**Instructions for the task:**
Your answer consists of the lines in the data that contain "Tout". Copy each of them.

-- Dataset content follows --

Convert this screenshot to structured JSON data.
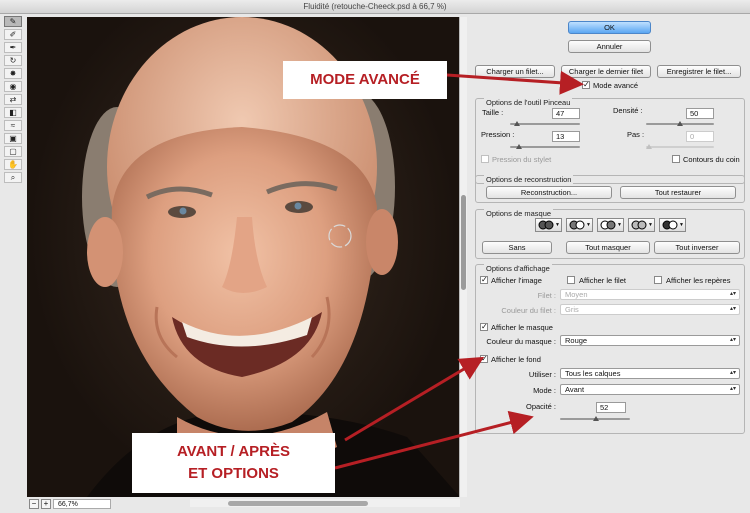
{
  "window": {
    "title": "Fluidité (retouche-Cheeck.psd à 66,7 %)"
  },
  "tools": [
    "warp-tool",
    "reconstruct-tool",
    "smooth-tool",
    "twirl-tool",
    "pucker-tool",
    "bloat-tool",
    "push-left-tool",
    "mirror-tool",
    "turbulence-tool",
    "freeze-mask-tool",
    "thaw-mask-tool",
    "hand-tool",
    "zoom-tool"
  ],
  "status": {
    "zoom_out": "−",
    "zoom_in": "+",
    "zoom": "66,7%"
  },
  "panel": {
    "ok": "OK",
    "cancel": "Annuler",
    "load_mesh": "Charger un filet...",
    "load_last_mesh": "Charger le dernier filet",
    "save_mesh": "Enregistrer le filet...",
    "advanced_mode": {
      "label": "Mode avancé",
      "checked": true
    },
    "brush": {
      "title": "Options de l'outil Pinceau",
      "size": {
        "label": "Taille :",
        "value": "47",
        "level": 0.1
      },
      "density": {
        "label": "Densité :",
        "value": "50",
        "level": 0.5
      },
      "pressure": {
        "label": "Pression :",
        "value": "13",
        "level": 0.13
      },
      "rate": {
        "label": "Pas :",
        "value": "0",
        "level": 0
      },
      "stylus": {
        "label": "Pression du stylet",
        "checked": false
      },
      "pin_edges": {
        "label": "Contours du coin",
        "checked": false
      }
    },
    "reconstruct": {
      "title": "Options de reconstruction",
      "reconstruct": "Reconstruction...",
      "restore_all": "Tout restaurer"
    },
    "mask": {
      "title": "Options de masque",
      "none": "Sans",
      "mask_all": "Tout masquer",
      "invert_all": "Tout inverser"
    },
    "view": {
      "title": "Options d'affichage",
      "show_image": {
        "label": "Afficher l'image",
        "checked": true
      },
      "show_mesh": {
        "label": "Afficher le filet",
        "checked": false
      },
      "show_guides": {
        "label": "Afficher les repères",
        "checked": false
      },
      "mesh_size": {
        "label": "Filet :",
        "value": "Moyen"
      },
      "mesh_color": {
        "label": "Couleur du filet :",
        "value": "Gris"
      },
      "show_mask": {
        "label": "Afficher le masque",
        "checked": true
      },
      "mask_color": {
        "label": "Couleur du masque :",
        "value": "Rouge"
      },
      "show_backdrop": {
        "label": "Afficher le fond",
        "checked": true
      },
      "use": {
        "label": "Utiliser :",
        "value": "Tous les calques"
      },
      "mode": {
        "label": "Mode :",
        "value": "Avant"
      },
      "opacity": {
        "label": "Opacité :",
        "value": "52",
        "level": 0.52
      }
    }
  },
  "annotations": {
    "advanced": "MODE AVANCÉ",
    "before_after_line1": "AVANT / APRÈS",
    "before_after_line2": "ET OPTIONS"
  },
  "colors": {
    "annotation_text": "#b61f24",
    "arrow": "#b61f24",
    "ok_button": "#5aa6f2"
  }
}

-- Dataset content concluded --
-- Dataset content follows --

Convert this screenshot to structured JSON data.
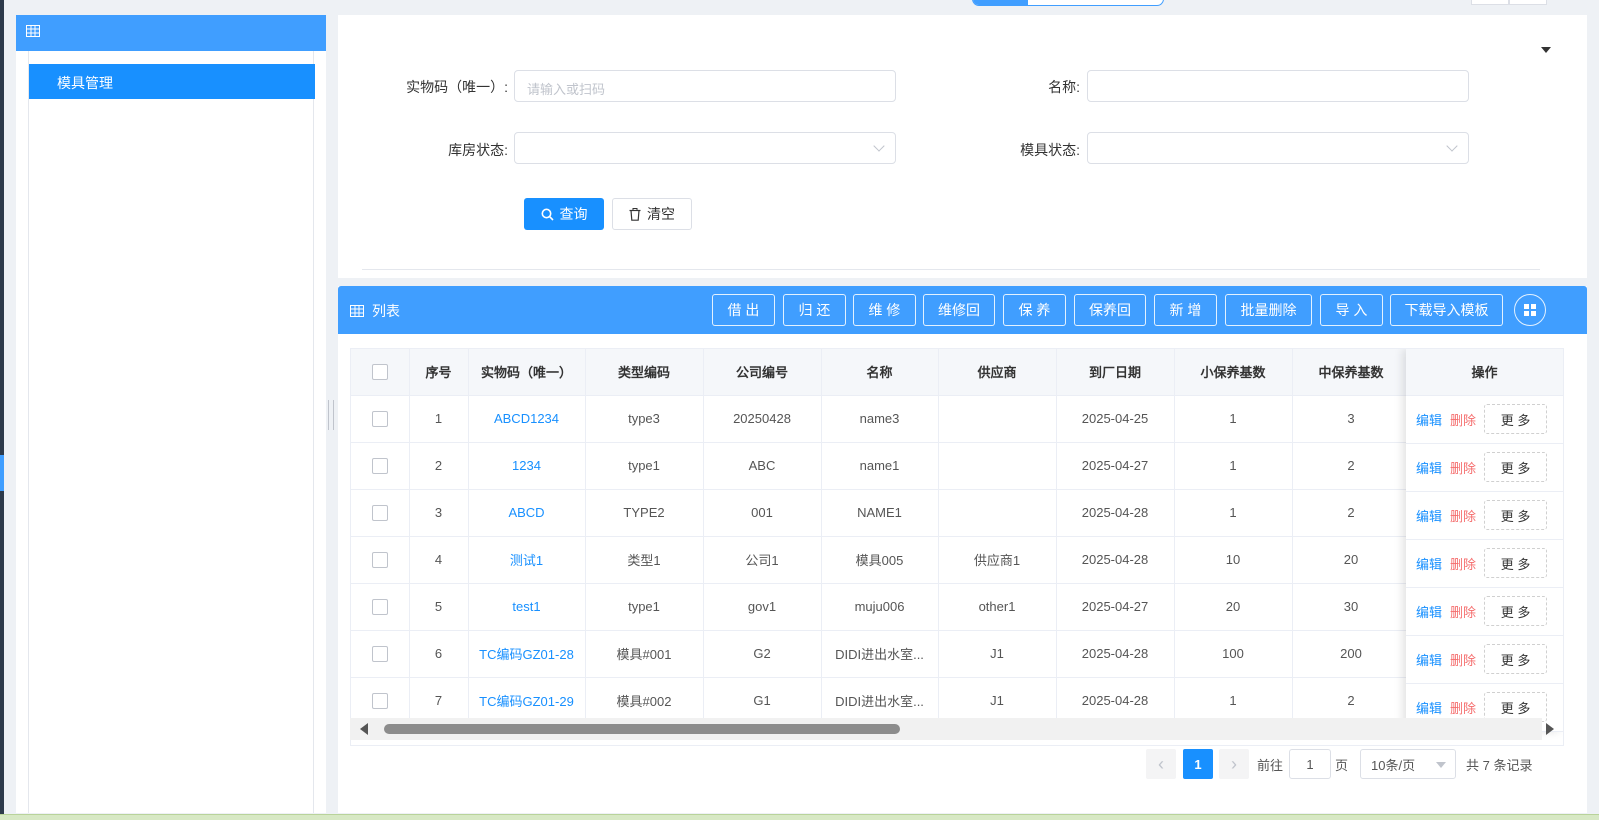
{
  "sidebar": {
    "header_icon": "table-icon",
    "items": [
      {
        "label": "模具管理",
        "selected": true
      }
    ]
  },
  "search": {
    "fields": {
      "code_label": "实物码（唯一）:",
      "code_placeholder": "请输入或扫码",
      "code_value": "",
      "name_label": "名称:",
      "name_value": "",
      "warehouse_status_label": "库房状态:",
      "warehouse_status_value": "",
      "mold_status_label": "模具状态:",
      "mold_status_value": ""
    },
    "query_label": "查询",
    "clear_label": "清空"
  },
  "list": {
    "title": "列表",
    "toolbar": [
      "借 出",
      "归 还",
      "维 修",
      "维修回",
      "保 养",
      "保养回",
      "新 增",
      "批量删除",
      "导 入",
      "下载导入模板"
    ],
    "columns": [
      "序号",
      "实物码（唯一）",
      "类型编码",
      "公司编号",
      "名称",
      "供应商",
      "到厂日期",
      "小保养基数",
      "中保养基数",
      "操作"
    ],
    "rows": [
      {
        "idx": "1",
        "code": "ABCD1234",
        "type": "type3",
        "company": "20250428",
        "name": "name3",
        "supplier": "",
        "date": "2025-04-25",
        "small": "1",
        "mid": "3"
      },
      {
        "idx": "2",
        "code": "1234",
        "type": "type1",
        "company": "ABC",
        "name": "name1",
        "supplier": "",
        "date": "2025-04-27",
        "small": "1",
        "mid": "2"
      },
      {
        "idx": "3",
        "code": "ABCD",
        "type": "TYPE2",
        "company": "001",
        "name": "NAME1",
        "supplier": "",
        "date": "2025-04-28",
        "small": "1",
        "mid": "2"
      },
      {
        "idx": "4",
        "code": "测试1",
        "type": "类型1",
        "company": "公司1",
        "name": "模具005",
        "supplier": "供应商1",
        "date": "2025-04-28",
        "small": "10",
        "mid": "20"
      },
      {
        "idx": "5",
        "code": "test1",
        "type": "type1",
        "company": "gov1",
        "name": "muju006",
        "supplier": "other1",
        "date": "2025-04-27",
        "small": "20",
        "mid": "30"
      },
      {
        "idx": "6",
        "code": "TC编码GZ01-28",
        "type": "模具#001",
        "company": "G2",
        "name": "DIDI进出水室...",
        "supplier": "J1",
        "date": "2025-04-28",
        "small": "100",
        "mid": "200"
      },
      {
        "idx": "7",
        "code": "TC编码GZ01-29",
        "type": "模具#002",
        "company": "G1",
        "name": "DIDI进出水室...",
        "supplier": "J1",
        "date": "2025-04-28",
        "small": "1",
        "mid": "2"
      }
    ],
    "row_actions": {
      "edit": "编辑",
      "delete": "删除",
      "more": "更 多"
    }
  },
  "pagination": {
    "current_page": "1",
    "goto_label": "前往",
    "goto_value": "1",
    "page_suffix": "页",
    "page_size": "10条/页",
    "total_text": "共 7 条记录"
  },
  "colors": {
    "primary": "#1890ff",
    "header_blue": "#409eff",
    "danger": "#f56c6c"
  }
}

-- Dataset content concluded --

**Reply:**
      "restore_all": "Tout restaurer"
      "mask_all": "Tout masquer",
      "invert_all": "Tout inverser"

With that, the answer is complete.